Herrnstein and Murray's hereditarian bias is also obvious in their account of a study of 100 children from varying ethnic backgrounds who were adopted into white families. The study got under way in the 1970s. At age seven, the black and interracial children scored an average of 106 on IQ tests--considerably better than the national average of black children and close to levels scored by white children. A decade later researchers Sandra Scarr of the University of Virginia and Richard A. Weinberg of the University of Minnesota found that the IQs of the black children had declined to 89, whereas those of white adoptees had fallen from 112 to 106.
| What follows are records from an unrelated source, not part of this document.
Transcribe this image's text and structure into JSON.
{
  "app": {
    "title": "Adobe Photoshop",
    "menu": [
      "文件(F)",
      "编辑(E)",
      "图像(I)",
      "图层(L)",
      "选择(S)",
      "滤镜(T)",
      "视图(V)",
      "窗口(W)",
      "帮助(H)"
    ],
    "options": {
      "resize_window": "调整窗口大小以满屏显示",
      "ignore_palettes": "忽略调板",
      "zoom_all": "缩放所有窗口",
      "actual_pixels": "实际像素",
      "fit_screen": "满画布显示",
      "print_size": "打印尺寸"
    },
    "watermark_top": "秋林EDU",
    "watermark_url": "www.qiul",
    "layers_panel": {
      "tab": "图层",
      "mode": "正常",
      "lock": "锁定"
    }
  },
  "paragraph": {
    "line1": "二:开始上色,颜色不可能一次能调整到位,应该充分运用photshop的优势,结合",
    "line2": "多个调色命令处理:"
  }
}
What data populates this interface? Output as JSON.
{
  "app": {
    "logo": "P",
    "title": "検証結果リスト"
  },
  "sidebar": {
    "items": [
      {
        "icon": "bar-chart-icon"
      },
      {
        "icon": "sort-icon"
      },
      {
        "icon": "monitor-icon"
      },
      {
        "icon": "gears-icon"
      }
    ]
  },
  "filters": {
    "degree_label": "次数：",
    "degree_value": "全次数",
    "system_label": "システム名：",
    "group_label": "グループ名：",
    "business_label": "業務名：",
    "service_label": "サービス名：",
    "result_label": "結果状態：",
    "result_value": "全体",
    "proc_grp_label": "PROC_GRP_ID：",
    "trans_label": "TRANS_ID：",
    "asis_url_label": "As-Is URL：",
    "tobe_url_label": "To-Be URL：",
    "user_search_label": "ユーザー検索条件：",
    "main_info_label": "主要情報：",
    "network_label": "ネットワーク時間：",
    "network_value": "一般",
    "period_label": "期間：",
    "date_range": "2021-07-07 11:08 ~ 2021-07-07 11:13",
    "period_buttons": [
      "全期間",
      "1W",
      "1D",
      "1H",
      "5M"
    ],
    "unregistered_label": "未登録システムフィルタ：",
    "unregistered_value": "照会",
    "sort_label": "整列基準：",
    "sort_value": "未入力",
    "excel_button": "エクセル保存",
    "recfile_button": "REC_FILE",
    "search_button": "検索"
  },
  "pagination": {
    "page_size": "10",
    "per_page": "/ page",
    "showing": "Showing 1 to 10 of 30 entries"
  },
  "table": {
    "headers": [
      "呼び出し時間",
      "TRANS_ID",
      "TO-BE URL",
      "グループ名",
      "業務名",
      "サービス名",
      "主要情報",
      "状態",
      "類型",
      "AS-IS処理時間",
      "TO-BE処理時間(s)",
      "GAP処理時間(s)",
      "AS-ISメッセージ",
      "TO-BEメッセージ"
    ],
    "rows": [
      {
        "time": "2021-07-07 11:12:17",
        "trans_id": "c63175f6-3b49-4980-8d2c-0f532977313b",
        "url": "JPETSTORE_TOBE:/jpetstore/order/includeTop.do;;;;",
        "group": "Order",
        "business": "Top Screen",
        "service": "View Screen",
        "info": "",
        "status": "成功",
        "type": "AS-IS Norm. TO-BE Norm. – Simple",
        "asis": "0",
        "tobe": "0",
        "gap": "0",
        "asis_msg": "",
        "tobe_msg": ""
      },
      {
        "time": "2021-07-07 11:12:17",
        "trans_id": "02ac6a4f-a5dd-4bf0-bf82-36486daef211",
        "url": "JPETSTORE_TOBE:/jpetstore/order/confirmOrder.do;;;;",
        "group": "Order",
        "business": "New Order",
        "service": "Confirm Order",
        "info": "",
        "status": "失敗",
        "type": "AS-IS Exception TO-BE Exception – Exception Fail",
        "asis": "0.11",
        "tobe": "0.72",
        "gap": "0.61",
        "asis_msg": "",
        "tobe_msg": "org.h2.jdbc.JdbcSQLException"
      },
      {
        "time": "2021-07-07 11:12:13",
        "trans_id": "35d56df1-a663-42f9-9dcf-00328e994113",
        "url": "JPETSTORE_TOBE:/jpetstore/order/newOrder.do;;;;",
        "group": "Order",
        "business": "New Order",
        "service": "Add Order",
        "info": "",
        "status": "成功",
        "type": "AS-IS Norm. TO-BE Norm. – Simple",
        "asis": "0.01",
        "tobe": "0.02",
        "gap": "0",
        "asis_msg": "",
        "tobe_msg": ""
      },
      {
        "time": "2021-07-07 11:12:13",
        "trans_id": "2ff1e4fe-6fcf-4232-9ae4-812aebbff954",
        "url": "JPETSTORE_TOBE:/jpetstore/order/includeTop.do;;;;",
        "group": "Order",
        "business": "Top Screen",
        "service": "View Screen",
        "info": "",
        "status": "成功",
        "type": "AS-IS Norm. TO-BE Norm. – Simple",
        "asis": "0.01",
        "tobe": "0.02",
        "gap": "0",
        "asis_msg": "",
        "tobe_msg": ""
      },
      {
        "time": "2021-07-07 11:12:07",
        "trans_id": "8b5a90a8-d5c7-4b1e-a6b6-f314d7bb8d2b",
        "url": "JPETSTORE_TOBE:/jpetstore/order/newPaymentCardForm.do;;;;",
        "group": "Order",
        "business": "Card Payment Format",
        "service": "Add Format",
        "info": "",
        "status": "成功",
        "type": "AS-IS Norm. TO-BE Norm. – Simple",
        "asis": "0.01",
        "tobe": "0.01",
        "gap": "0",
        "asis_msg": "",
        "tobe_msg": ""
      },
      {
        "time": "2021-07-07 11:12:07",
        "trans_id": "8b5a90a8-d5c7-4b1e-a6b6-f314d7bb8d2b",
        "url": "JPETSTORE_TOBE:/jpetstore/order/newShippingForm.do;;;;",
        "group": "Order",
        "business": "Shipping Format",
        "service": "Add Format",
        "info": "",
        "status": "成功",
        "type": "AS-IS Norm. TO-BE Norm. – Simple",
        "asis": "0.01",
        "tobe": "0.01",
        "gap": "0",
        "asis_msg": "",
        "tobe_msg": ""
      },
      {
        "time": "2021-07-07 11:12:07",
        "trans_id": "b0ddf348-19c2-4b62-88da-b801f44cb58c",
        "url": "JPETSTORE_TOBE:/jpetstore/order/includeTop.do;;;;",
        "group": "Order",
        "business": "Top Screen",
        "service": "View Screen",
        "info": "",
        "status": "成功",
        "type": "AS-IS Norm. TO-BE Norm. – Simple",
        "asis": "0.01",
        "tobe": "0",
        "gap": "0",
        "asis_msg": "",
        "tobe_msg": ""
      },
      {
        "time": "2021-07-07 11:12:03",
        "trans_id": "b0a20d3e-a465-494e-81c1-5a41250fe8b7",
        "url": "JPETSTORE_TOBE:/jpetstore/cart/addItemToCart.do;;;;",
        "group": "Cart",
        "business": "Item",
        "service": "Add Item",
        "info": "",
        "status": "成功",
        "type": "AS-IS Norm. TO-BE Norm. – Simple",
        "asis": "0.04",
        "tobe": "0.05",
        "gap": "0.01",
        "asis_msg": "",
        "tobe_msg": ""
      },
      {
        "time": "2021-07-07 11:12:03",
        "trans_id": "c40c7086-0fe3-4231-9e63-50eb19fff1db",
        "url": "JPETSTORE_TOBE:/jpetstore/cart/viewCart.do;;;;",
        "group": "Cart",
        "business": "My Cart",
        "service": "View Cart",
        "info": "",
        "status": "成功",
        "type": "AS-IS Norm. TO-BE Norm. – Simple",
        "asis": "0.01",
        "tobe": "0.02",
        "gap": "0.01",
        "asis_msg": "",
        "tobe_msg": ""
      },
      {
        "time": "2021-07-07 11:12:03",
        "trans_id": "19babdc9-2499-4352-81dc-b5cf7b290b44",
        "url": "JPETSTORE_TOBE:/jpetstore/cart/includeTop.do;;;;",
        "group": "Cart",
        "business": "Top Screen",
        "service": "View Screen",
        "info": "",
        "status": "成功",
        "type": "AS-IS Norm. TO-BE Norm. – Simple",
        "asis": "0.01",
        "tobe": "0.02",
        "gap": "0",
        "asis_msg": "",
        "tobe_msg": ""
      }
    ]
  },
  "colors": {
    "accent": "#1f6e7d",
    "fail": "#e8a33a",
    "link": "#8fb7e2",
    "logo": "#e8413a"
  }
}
Scarr and Weinberg concluded that racially based discrimination at school probably explained the drop in the black youngsters' scores. Jencks agrees: "The results are perfectly consistent with the difference being due to something in the early home environment and, for older kids, their experience in school." But Herrnstein and Murray interpret the findings differently: "Whatever the environmental impact may have been, it cannot have been large."

"The Bell Curve's" most egregious failing, however, may be its bleak assessment of educational efforts to improve the intellectual performance of children from deprived backgrounds. Herrnstein and Murray cast a jaundiced eye over Head Start and other more intensive efforts for at-risk youngsters--projects that have been claimed to produce long-lasting gains in IQ, a possibility that would not square well with biological determinist thought. Herrnstein and Murray downplay such results, noting that such interventions are too expensive to be widely used. The only one they are enthusiastic about is adoption, which, paradoxically, they accept as having a clearly positive effect on IQ. "Their treatment of intervention wouldn't be accepted by an academic journal--it's that bad," exclaims Richard Nisbett, a psychology professor at the University of Michigan. "I'm distressed by the extent to which people assume [Murray] is playing by the rules."

Jencks is also unhappy with the book's conclusions about education. "Herrnstein and Murray are saying Head Start didn't have a profound effect. But that doesn't tell us that we couldn't do a lot better if we had a different society," he says. "In Japan, for example, children learn more math than they do in the U.S. because everybody there agrees math is important."

Scarr, who accepts a substantial role for heredity in individual IQ differences, insists that efforts to boost intellectual functioning in disadvantaged youth can deliver results. "There's no question that rescuing children from desperately awful circumstances will improve their performance," she notes.

Scarr also points out that ameliorating a child's environment may reduce social problems, regardless of its effect on IQ. "The low-IQ group deserves a lot more support than it is getting," she argues. "Other societies manage not to have the same levels of social ills as we do." Edward F. Zigler, a prominent educational psychologist at Yale University, asserts that "in terms of everyday social competence, we have overwhelming evidence that high-quality early education is beneficial."

Therein lies the fatal flaw in Herrnstein and Murray's harsh reasoning. Even though boosting IQ scores may be difficult and expensive, providing education can help individuals in other ways. That fact, not IQ scores, is what policy should be concerned with. "The Bell Curve's" fixation on IQ as the best statistical predictor of a life's fortunes is a myopic one. Science does not deny the benefits of a nurturing environment and a helping hand.--Tim Beardsley

SCIENTIFIC AMERICAN January 1995 Volume 272 Number 1 Page 14

Scientific American (ISSN 0036-8733), published monthly by Scientific American, Inc., 415 Madison Avenue, New York, N.Y. 10017-1111. Copyright 1994 by Scientific American, Inc. All rights reserved. Except for one-time personal use, no part of any issue may be reproduced by any mechanical, photographic or electronic process, or in the form of a phonographic recording, nor may it be stored in a retrieval system, transmitted or otherwise copied for public or private use without written permission of the publisher. For information regarding back issues, reprints or permissions, E-mail